The elegant interior is designed to match Amore Mio’s beach house purpose, as interior designer Cristiano Gatto tells it. “The owners arrived on the project in quite an early stage, and we developed the colour board and the material selection in close collaboration,” says Gatto, of his fifth collaboration with Heesen. “[Amore Mio’s] designed to be contemporary but without the modern trappings of cold, impersonal interiors.”
Gatto’s interior is all about consistency and harmony, with a subdued palette, linear shapes and round edges all meant to convey softness and warmth. Calnetto walnut and white lacquered wood blend with leather, parchment stone and steel details, while cushions and throws in blue, green and red provide pops of colour.
The simple interior design belies her many nuanced details. “Take a look at the dining table edges,” says Gatto. “The table corners are four half spheres of leather whose stitching has been executed manually by extremely skilled artisans. And all marble surfaces on board Amore Mio come from a single block of Breccia Sarda. What I’ve tried to do with this project is to make consistency and coherence win over complexity.”
A special feature is the guest staircase set abeam in the main saloon. Topped by sliding glass at its apex on the bridge deck, there is an atrium affect with light filtering into the living spaces below. The superyacht staircase is fronted by a wall of floating walnut beams supported by polished stainless steel columns and sanded glass, all giving a further illusion of height and openness, and adding a wow factor to the dining room.
The layout is planned so guests and crew avoid collision, with this separate guest staircase leading from the lower deck through the main deck saloon to the sundeck. The separate crew stairway is placed forward, creating an easy thoroughfare from the crew accommodation, past the galley and through the bridge to the top deck.

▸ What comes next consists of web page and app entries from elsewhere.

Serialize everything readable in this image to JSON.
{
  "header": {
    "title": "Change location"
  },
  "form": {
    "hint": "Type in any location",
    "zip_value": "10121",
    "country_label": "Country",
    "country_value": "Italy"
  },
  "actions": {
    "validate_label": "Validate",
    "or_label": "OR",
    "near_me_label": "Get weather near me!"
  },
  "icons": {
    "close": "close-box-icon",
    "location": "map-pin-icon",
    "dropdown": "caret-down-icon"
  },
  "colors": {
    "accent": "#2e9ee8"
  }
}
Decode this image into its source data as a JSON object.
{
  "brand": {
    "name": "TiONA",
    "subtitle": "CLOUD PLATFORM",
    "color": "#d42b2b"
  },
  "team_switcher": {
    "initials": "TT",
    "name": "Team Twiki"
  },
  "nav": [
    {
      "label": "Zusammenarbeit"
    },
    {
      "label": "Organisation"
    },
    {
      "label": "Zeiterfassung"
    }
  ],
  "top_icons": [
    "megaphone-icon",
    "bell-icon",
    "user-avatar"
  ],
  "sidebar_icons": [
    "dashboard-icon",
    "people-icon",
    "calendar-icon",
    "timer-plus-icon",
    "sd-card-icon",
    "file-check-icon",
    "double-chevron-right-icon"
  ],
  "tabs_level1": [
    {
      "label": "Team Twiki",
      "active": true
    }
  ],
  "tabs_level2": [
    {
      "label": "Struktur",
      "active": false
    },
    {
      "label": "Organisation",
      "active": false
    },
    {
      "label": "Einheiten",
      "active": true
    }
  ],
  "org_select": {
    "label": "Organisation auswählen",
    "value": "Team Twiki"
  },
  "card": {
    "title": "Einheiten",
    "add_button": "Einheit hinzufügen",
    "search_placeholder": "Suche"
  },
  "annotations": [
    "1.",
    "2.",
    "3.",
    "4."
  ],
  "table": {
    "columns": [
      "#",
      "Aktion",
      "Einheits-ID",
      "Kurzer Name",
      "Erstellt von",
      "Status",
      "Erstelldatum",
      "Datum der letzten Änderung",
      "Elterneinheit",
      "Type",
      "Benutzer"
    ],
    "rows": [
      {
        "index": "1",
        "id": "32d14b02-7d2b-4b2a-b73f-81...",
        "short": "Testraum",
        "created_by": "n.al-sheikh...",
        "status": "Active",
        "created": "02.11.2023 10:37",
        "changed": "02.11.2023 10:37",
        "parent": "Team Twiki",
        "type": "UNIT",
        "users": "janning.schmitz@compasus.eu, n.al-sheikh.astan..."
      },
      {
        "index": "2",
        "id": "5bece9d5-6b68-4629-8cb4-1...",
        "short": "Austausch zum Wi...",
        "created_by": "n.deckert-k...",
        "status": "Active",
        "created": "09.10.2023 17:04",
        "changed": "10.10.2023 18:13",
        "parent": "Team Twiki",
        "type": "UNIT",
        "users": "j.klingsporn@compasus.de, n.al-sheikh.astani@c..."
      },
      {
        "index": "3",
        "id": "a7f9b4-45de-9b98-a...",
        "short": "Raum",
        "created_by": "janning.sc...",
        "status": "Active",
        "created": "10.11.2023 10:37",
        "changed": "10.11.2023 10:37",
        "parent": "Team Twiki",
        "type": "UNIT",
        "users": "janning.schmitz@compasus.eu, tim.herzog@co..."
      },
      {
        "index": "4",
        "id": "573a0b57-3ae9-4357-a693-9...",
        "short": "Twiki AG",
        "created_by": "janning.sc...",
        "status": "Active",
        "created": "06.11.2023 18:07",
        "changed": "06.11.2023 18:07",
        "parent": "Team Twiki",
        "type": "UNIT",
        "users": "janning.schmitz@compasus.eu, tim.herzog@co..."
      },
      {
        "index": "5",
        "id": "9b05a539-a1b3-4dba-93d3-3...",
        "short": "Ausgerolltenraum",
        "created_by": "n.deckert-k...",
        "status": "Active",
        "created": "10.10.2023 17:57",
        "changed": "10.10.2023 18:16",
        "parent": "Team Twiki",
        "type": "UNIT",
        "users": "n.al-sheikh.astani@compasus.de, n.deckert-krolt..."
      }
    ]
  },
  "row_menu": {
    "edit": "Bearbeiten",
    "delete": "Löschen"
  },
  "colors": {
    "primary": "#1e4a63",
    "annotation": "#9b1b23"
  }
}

Based on his years of experience, Amore Mio’s captain added in his own innovative solutions and storage requirements. He points out panels that move away to reveal storage where you’d least expect it. One interesting feature he promoted is a bespoke man-overboard system. When such an incident occurs, a life-saving device is instantly deployed to the victim in the water while the spot is marked and tracked via GPS so the captain can easily find them. It’s a safety measure that’s sure to assure a family cruising with young children.
Combining high-performance, long-range capabilities, expansive outdoor living and singular style, it’s easy to fall in love with Heesen’s new 45 metre aluminium motor yacht. So will Amore Mio see sisterships in the near future? While the aluminium 45 metre was started with the intention of being a series, the builder may be looking to even larger yachts for its spec-built offerings and a second hull isn’t yet in the works. But any would-be Heesen owner could certainly order this hull. Or for those to hate to wait, they could buy Amore Mio herself.
Her owner’s love affair has been on the passionate but short side. After only one season enjoying his summer house on the sea, Amore Mio is offered up for sale as her owner is already looking ahead and building his next — and bigger — yacht with Heesen. Once again, he’s choosing to delay gratification for greater rewards.